Vantage point on forbidden state
A stray dog skitters back and forth on the frozen Tumen River, oblivious to the fact that he is crossing an international border.
Gravel and weeds protrude through the thin layer of ice. From the fallow winter cornfields, the North Koreans are so close you can see the large parcels they carry on their backs for lack of motorized transport.
Right about here, in the southern outskirts of the Chinese city of Tumen, where the river wends through the curvature of the mountains and squeezes down into a frozen trickle, two young Americans walked into the hands of the North Korean military. About 6:30 a.m. on March 17, Laura Ling and Euna Lee took a video camera and ventured onto the ice to get some footage for San Francisco-based Current TV.
According to some accounts, they had nearly reached the opposite side when the North Korean border guards emerged and took them into custody.
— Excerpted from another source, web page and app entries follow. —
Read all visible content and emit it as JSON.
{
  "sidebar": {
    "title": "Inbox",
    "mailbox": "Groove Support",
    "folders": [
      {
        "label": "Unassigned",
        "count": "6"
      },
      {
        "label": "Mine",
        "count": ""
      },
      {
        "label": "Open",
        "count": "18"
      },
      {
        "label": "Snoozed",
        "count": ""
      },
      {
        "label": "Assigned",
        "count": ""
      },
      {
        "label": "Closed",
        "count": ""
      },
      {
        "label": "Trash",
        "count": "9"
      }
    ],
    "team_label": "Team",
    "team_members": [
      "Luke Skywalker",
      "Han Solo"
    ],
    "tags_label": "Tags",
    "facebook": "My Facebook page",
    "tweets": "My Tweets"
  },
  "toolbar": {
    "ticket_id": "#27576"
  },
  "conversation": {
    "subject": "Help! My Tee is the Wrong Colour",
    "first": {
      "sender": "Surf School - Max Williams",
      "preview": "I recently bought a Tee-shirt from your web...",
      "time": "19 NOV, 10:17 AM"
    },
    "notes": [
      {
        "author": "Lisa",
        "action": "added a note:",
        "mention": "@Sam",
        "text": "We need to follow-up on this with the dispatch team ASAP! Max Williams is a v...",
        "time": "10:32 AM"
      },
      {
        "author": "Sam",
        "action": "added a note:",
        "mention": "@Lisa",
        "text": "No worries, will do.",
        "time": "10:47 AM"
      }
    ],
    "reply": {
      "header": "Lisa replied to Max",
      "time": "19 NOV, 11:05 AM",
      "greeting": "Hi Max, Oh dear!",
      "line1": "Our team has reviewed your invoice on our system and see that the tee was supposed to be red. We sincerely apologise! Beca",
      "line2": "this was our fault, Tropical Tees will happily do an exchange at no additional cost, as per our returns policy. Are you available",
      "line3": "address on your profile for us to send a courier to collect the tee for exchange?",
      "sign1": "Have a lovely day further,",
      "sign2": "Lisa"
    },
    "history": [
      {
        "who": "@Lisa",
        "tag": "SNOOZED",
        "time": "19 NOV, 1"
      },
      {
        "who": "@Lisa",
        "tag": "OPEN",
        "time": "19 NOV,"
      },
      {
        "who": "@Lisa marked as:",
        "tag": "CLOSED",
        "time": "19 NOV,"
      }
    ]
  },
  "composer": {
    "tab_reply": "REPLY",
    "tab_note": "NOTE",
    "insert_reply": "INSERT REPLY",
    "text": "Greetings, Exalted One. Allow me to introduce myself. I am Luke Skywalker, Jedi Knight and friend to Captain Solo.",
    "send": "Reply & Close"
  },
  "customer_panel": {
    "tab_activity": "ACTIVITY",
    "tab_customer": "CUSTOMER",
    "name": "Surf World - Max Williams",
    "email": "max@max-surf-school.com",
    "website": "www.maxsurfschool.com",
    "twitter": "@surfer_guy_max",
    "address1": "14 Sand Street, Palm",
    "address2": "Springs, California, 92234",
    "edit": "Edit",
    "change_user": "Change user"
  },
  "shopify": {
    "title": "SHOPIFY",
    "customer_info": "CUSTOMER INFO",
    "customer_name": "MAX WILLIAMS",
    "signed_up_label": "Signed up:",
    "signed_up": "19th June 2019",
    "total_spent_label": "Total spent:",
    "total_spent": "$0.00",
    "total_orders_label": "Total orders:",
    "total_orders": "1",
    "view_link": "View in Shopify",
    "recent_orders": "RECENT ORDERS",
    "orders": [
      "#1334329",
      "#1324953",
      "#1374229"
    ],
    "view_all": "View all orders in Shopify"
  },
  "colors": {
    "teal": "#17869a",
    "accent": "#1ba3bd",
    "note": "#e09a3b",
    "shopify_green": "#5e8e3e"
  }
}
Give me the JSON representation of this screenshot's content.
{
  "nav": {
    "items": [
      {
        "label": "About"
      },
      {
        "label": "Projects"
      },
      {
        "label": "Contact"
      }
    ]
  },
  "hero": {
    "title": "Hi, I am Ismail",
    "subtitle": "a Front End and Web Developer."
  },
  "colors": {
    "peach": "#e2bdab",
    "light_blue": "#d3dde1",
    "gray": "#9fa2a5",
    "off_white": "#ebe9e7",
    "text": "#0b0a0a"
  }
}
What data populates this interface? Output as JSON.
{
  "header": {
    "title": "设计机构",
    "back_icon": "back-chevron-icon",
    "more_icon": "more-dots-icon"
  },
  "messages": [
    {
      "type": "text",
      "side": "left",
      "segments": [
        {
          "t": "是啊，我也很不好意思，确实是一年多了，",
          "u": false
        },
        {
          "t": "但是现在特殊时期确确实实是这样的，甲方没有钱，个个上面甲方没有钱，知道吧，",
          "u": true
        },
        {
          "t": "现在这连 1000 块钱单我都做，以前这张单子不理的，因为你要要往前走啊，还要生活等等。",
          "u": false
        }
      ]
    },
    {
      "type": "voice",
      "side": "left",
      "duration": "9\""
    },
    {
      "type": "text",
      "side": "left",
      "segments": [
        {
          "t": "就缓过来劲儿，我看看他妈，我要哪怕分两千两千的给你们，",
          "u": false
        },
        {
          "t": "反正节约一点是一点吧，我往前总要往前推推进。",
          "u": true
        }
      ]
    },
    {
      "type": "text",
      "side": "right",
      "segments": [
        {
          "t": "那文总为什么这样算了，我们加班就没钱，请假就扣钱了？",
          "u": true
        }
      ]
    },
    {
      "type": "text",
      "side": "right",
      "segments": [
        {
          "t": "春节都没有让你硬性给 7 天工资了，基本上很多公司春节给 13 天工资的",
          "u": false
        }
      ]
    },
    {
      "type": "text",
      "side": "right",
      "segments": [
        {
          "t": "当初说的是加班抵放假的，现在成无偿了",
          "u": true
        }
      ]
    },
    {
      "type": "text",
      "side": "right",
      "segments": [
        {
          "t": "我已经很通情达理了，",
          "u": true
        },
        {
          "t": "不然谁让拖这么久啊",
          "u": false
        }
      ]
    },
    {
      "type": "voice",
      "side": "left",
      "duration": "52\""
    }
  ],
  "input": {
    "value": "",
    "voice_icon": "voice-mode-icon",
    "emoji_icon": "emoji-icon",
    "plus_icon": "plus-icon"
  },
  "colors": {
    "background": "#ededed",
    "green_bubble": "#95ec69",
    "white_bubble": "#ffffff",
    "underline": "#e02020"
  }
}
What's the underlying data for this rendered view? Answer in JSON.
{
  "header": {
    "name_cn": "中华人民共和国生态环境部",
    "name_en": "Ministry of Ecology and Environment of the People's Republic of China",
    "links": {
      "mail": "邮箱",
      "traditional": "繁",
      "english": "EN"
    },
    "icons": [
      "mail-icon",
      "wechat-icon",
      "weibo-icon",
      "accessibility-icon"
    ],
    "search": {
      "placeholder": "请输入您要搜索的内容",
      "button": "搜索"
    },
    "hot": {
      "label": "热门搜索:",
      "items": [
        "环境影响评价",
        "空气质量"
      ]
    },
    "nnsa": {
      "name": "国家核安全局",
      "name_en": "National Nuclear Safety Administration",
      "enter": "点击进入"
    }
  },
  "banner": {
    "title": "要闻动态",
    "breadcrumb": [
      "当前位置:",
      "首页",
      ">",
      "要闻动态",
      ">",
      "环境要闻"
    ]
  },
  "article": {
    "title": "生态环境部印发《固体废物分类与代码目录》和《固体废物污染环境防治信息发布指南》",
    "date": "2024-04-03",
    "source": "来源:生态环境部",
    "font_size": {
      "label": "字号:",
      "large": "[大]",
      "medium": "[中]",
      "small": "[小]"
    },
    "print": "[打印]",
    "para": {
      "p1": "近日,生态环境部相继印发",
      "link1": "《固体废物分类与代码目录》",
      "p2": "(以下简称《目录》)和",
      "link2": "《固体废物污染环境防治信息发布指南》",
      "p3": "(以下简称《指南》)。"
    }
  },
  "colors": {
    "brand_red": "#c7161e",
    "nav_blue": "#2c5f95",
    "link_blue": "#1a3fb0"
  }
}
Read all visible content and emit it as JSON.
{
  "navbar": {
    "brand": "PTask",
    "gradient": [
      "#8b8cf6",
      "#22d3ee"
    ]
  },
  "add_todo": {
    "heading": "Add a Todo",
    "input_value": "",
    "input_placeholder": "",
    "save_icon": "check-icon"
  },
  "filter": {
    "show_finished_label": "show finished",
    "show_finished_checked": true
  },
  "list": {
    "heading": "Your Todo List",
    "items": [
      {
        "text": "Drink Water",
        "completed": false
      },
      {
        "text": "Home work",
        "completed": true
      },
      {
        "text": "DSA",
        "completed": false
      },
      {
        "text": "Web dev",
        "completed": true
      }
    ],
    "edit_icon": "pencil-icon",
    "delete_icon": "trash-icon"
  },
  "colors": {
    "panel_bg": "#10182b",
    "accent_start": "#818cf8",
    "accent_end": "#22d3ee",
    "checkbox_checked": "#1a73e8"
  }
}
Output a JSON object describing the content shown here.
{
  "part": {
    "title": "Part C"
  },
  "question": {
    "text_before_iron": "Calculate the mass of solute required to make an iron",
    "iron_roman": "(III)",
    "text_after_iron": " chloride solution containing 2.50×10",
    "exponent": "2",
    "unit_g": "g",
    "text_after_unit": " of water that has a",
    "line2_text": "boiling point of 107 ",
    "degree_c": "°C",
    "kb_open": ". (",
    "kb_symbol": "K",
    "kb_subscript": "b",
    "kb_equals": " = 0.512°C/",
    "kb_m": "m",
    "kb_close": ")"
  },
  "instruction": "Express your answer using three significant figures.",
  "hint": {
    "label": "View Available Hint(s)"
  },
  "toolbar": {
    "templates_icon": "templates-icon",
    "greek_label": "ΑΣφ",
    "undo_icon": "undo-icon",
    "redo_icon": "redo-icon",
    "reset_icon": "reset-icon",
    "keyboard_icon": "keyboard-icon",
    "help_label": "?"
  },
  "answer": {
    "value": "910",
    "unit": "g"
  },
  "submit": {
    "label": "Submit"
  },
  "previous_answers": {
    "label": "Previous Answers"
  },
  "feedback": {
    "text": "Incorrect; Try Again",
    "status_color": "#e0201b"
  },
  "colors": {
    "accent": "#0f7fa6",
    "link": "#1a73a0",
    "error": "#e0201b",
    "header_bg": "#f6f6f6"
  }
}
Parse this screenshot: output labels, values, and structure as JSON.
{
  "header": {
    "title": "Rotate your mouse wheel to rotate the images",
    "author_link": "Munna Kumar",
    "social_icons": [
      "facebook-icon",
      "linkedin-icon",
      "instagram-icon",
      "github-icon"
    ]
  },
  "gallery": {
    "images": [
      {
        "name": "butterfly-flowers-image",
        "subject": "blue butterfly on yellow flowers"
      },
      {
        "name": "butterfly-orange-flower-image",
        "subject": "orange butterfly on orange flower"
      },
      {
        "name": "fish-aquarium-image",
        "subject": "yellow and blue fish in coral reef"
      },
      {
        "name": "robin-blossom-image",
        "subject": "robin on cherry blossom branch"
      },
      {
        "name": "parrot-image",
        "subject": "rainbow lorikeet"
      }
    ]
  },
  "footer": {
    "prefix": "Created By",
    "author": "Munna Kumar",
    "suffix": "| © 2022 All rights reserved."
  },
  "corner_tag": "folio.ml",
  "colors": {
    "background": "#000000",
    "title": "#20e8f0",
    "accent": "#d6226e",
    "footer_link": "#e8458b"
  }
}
The pair are being questioned at a North Korean guesthouse near Pyonyang. The Obama administration would have preferred to expend its political capital on something else -- for example, pressing North Korea not to proceed with its imminent test of a long-range missile-launched satellite. Current TV, owned in part by former Vice President Al Gore, is said to be intervening on behalf of the journalists.
“I told them it was dangerous and that they should not have gone so close to the river,” said Chun Ki-won, a South Korean pastor who was helping the reporters and had spoken to them an hour before they disappeared.
How such a thing could happen is readily apparent from the lay of the land.
The Tumen, one of two rivers that make up the 850-mile China-North Korea border, is almost ideally designed for interlopers.
On their side of the border, North Korean soldiers stand watch, sheltered in concrete pillboxes spaced about half a mile apart. On the Chinese side, a military jeep runs every 20 minutes or so along the road parallel to the river. At some shallower stretches, there is a wire fence that was erected last year before the Beijing Olympics.
It looks like it would take little more than a pair of cheap wire cutters to get through.
During the early 1960s, people crossed from China into relatively prosperous North Korea to escape the famine resulting from Mao Tse-tung’s disastrous Great Leap Forward. By the 1990s, the traffic had reversed. Northern defectors are still coming today, although they will be promptly sent home -- to face stiff sentences in labor camps -- if they’re caught by the Chinese.
Tumen (population 138,000) thrives on its proximity to North Korea. Tourists go to a riverfront promenade for photos in front of the North Korean flag. They rent binoculars for 30 cents to peer at a bleak North Korean town and buy the little red badges of Kim Il Sung and Kim Jong Il that Northerners are required to wear on their lapels; $25 for real ones, or so the shopkeeper claims, and $1.50 for fakes.
“I don’t know why, but the Japanese love to buy this stuff,” said Choi Sin-ok, who works in one of the shops, which also sees Chinese, Russian, South Korean, American and European tourists.
Smugglers bring counterfeit currency and drugs out of North Korea, returning with foreign DVDs and radios. Missionaries flock here to console and convert newly arrived North Korean defectors. Human traffickers bring out young women to match up with lonely Chinese bachelors.
Besides the preachers and proselytizers, prostitutes and pimps, aid workers and refugee advocates, smugglers and spies, you’ve got the journalists.
At some point, almost every reporter writing about North Korea comes to Tumen.
“Spent the day interviewing young N. Koreans who escaped their country. Too many sad stories,” Ling wrote on Twitter a few days before she was held.
I’ve been traveling regularly to the border since 2003 to interview North Koreans.
Just how porous is the border? I learned on my first trip when visiting a riverfront park farther south on the Yalu.
Out from a thicket of weeds emerged a pair of North Korean border guards, their uniform pants rolled up to the knees, as they waded through the water, grinning broadly and eager to chat.
Did we have drinking water? Cookies? Cigarettes? What nice sunglasses I was wearing. How much did they cost? Would I give them away? How about my watch? Or even a watch battery.
We eyed somewhat anxiously the Kalashnikov assault rifles they had slung over their shoulders. A young South Korean women who was one of my traveling companions asked if they were real.
“Of course, it’s real. You don’t think we would carry toy guns,” answered one of the North Koreans. Flirtatiously, he took it off his shoulder and extended the weapon for the young woman to hold.
After a few minutes of banter, we gave back the gun, along with a bottle of beer and a case of Choco Pies, a South Korean junk food that the Northerners accepted with delight. We all waved cheerful goodbyes, declining their invitation to visit the other side.